According to our third phase of research exploring the impacts of COVID-19, the time spent at home is not likely to reduce in a hurry. Three in five Australians (61 per cent) are looking for a degree of flexibility in their working arrangements with a mix of working from home and in the office or workplace in the future.
How do Australians rate the experience of their home during the pandemic?
Overall, Australians have found the experience of their home during lockdown, working from home and other COVID-19 restrictions to be a positive one. More than four in five Australians have found the atmosphere and ambience of their home (84 per cent), their household members (82 per cent) and the size both overall and of rooms (80 per cent) to be positive.
While the overall experience has been positive, the type of housing does play a part in this. Australians in detached homes are more likely than Australians living in apartments or townhouses to rate all aspects of their current living situation positively. The areas of greatest difference highlight size (74 per cent apartment/townhouse; 84 per cent detached home) and price (66 per cent apartment/townhouse; 76 per cent detached home) as the areas where apartment/townhouse dwellers have had a less positive experience than detached home dwellers.
Australians look to move into homes that have more of what they value
In the next year or two, half of Australians (50 per cent) plan on looking for a new home to rent or buy that incorporates more of what they value, with more than one in five (22 per cent) extremely/very likely to do so.
Apartment/townhouse dwellers (29 per cent) are more likely than detached home dwellers (18 per cent) to be extremely/very likely to look for a new home in the next year or two. The need for homes to be multifunctional may be driving this change, with Australians who have worked from home (31 per cent) being twice as likely as those who haven’t to look for a new place to call home (15 per cent extremely/very likely).
It will be interesting to see what the long-term implications of COVID-19 will be on the housing choices of Australians. As a greater proportion of the workforce work from their homes, Australians may in fact upsize rather than downsize for the extra study option. Additionally, we may see a trend of Aussies moving further from the city as remote working and lifestyle options impact where Australians choose to live moving forward.

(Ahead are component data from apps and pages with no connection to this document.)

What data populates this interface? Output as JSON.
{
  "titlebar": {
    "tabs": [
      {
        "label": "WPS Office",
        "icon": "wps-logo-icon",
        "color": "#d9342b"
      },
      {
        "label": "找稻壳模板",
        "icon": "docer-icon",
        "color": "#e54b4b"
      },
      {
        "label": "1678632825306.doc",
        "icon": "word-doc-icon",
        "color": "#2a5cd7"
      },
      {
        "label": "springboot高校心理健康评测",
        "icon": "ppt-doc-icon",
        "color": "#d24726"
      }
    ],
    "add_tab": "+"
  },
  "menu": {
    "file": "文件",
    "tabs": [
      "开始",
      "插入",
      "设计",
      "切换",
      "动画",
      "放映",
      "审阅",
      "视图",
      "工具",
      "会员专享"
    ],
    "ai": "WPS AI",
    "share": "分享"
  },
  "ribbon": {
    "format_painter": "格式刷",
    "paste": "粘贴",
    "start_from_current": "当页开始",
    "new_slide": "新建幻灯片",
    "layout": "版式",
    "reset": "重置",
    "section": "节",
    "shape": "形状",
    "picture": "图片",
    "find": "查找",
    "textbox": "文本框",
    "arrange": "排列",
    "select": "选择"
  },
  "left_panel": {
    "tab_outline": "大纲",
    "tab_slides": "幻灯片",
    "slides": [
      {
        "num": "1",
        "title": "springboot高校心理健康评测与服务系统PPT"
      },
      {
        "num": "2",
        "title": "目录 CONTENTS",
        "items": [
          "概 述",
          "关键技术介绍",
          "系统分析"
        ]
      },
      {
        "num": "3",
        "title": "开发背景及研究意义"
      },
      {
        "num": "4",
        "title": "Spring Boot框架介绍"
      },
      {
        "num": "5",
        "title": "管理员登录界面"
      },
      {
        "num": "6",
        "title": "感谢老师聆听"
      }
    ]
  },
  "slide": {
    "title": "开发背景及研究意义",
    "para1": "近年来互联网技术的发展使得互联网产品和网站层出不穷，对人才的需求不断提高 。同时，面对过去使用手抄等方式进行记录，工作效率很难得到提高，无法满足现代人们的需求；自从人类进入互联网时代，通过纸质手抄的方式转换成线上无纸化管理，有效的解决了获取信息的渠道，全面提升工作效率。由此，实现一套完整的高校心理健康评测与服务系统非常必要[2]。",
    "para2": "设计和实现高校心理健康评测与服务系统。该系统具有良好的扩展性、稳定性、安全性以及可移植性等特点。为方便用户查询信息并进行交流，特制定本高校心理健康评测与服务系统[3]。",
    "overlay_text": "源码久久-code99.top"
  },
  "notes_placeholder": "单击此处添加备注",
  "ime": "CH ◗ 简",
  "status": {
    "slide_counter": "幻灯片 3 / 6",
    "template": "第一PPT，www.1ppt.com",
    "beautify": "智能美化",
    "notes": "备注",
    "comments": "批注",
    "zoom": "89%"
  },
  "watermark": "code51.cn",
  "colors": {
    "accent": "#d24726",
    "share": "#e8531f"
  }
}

Article supplied with thanks to McCrindle.
About the Author: McCrindle are a team of researchers and communications specialists who discover insights, and tell the story of Australians – what we do, and who we are.